COLUMBIA, Mo. – Do-it-yourself tax preparation, for complicated returns, means shuffling though statements, receipts and other records. Your record-keeping system for tax-related documents can be as simple or complex as you want.
While color-coded, alphabetized records may be appealing to some, it isn’t really necessary to overcomplicate record keeping.
“A great example is a deck of cards,” said Andrew Zumwalt, family financial education specialist for University of Missouri Extension. “If you’re told to find the five of spades, do you put the whole deck in order and then find the card?”
If you think about it, how often to you actually have to go back and search through past tax documents? A box with a folder for each year is good enough, Zumwalt said.
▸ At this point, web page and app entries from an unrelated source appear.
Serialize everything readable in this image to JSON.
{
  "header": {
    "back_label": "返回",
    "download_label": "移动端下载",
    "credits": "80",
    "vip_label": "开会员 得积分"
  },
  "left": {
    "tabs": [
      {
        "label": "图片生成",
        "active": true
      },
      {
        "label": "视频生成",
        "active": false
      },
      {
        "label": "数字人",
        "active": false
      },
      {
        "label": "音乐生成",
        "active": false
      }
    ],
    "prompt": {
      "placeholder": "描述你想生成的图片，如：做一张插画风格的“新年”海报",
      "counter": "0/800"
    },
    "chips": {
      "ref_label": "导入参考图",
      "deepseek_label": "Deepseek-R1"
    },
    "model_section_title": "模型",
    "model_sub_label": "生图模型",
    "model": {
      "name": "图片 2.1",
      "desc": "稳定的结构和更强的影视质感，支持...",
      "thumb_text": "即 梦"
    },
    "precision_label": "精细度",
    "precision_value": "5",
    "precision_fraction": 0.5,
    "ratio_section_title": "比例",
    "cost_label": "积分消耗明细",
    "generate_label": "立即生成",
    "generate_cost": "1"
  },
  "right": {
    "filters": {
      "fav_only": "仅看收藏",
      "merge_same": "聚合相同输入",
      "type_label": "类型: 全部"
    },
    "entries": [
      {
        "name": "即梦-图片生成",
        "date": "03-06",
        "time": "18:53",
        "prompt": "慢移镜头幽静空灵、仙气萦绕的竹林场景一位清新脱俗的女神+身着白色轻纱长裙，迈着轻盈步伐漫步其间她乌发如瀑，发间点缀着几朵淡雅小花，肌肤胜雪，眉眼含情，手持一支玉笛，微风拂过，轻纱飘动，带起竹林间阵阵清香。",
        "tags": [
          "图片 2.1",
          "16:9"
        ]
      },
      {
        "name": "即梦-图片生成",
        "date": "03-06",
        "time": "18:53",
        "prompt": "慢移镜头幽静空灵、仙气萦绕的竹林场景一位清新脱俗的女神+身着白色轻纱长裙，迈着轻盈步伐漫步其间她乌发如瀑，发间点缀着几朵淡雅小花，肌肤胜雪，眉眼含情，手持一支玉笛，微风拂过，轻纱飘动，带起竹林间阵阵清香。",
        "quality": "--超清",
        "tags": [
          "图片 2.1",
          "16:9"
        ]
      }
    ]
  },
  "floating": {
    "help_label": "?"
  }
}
So, you have your record-keeping system, which might be simple, complex or anything in between. Zumwalt suggests that you keep those tax records for at least seven years, just to be safe, legally.
If you’re storing important documents in boxes or files, that means storing paper copies of everything. There’s a disadvantage in keeping only physical copies of necessary papers. If some type of disaster occurs, such as a storm or fire, those important pieces of paper can be lost forever.
“You might want to consider scanning important documents like tax returns, birth certificates, and insurance policies and put them in the cloud on the Internet. Personally, I use Google Docs,” Zumwalt said.
If you need past tax returns and haven’t saved any copies, there are a few ways to recover them. The firm that prepared your taxes might have a copy, or you can ask for a transcript from the IRS, Zumwalt said.
There is such a negative connotation associated with tax returns that we can’t wait until it’s okay to get rid of them. According to Zumwalt, that’s a missed opportunity. There’s no reason why you can’t keep your returns indefinitely, because they do have historic value, he said.
“There’s a lot of information there that can help someone who’s trying to research the family tree, or trying to determine what life was like back then. There’s just a lot of history there,” Zumwalt said.